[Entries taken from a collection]
----------------

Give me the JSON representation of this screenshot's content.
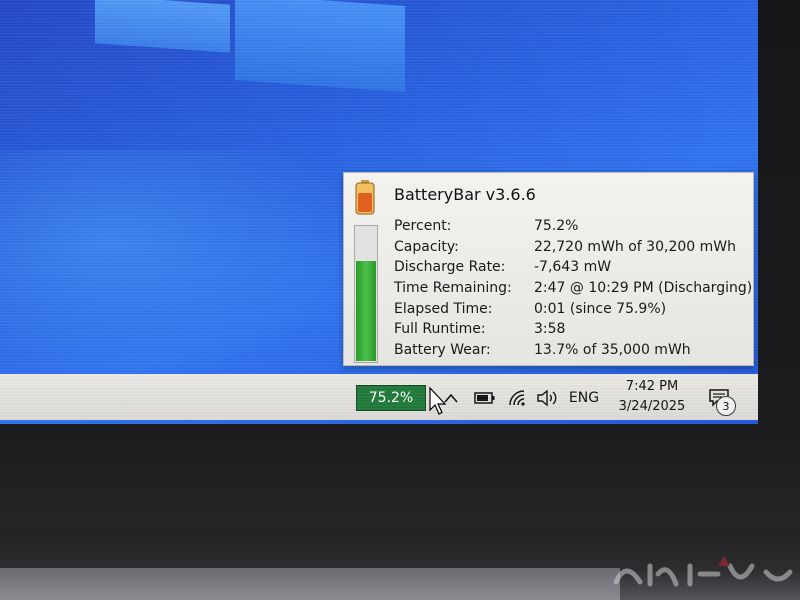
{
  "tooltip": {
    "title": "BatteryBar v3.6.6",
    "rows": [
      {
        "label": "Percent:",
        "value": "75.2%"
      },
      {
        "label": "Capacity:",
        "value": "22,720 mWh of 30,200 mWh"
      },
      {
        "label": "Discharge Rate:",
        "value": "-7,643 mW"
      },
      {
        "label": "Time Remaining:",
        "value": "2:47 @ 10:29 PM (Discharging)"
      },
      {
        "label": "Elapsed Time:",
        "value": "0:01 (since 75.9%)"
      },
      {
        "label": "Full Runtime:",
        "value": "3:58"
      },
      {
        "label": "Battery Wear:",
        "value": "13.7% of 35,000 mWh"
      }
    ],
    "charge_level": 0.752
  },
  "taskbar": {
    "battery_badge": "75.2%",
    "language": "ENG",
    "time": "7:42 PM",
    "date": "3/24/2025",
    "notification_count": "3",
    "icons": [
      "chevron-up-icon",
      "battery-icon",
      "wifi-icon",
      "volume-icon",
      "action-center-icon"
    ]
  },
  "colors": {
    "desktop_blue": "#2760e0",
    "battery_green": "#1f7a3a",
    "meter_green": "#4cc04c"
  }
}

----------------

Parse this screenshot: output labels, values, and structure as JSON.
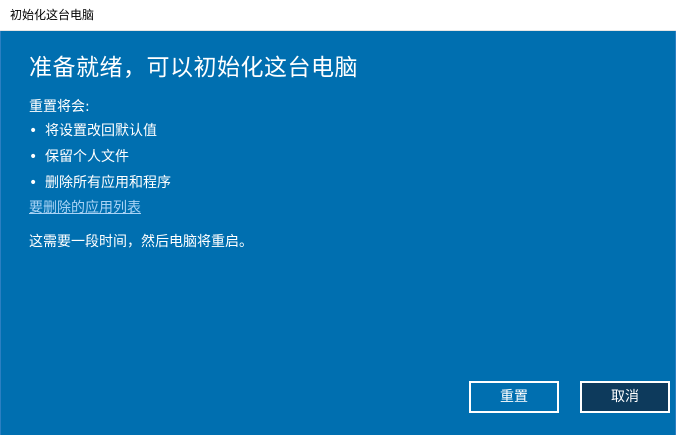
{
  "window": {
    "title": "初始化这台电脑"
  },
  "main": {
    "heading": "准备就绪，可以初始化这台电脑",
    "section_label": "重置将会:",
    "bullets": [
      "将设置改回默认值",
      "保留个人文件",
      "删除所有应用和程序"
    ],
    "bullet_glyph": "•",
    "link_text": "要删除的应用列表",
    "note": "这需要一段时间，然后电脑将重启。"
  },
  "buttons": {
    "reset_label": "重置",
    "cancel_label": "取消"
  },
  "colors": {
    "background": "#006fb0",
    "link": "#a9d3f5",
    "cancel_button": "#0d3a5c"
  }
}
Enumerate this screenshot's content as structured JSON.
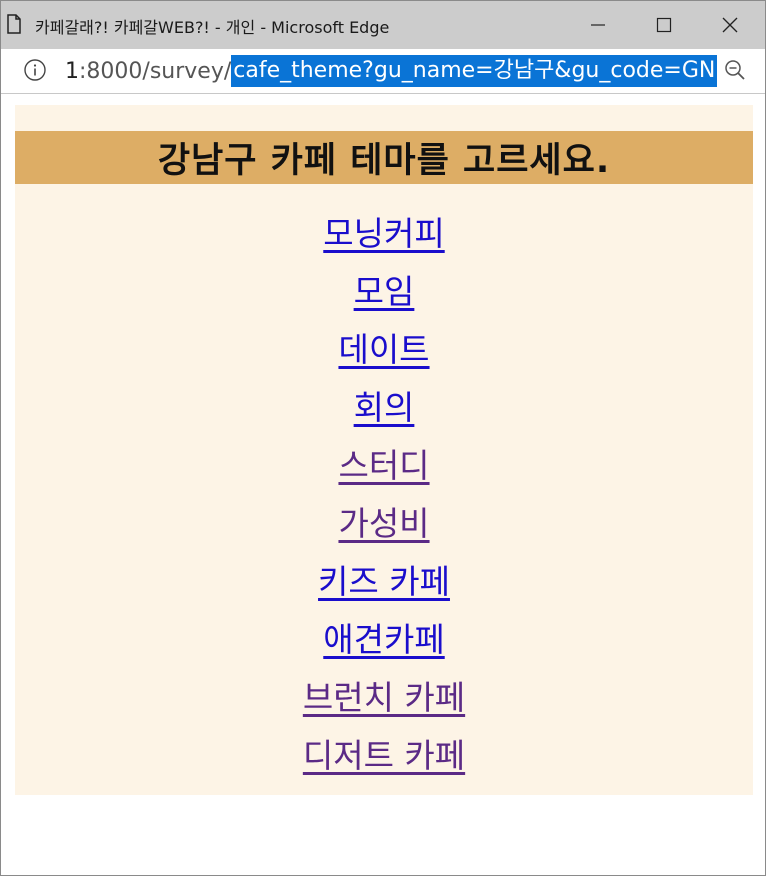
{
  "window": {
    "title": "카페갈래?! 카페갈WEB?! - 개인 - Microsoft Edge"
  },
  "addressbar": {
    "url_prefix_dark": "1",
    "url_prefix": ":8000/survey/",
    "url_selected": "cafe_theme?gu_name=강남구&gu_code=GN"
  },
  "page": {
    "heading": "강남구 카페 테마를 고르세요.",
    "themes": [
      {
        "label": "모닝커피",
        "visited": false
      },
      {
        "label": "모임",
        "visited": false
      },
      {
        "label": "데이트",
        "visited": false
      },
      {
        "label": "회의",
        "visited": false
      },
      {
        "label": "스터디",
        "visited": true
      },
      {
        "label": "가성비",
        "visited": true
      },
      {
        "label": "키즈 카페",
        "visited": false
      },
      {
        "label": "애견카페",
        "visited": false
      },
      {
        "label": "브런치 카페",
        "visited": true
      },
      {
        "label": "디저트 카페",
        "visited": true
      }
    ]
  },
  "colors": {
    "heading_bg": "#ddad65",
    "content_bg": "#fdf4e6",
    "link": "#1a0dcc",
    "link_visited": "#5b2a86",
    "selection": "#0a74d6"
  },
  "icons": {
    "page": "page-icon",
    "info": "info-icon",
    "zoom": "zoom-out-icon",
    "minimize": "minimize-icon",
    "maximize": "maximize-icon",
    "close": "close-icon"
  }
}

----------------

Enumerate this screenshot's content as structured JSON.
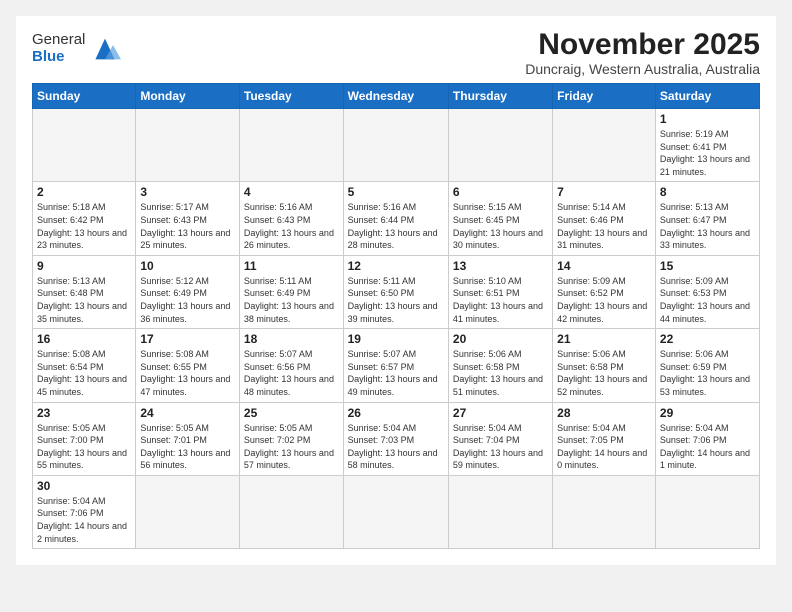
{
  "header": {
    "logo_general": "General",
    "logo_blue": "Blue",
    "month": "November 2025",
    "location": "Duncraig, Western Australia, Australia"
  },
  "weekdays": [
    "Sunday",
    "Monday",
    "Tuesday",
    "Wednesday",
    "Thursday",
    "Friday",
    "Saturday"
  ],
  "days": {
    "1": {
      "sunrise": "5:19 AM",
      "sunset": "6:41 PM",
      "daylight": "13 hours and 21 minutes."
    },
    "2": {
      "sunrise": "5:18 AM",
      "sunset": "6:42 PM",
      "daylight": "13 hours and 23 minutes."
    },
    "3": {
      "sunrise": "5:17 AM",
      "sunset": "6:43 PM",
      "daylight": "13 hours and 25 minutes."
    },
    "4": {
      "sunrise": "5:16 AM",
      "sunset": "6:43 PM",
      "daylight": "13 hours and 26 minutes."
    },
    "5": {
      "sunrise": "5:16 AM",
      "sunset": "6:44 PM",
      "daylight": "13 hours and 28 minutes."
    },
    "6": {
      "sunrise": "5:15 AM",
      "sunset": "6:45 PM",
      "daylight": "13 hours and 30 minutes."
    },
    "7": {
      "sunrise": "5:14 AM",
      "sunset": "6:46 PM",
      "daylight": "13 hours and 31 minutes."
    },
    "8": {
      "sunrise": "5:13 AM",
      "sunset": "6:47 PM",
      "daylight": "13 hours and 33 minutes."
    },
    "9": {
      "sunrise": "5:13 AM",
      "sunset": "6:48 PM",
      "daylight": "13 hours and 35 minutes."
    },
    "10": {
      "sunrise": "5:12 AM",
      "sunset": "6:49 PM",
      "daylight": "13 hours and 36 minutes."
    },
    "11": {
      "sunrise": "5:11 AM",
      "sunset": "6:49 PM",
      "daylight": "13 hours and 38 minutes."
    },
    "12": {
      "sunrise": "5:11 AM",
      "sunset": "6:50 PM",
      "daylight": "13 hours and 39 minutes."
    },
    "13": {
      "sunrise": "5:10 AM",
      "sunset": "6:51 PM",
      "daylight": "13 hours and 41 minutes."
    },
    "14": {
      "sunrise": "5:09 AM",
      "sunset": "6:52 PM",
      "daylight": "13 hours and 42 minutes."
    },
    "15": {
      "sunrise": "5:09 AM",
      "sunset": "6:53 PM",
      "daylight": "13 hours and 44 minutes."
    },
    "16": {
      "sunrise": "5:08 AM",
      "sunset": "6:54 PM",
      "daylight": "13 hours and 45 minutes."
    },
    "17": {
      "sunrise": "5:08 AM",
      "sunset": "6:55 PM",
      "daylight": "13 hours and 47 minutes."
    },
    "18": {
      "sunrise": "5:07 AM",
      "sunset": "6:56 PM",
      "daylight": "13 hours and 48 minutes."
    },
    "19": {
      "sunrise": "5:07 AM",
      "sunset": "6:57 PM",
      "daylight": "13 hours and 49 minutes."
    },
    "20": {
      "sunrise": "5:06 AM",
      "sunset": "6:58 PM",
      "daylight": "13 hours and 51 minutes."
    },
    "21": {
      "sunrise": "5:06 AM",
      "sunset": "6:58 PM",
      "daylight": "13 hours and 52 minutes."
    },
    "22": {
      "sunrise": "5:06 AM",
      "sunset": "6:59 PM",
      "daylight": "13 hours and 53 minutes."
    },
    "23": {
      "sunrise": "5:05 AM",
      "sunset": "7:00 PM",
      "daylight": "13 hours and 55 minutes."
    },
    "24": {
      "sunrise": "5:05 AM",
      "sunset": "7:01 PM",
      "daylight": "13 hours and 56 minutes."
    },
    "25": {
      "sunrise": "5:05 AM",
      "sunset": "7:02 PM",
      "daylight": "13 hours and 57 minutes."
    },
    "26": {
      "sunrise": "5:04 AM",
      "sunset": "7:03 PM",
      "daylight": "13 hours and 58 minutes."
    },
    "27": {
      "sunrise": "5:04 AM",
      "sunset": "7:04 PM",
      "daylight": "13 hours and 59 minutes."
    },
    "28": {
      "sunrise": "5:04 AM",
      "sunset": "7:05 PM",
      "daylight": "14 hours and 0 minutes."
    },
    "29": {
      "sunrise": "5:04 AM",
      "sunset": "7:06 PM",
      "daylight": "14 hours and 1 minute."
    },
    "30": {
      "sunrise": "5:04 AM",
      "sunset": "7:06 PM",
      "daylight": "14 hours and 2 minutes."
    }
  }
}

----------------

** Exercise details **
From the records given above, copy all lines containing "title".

** Response area **
    "title": "BatteryBar v3.6.6",
    "title": "初始化这台电脑"
    "title": "카페갈래?! 카페갈WEB?! - 개인 - Microsoft Edge"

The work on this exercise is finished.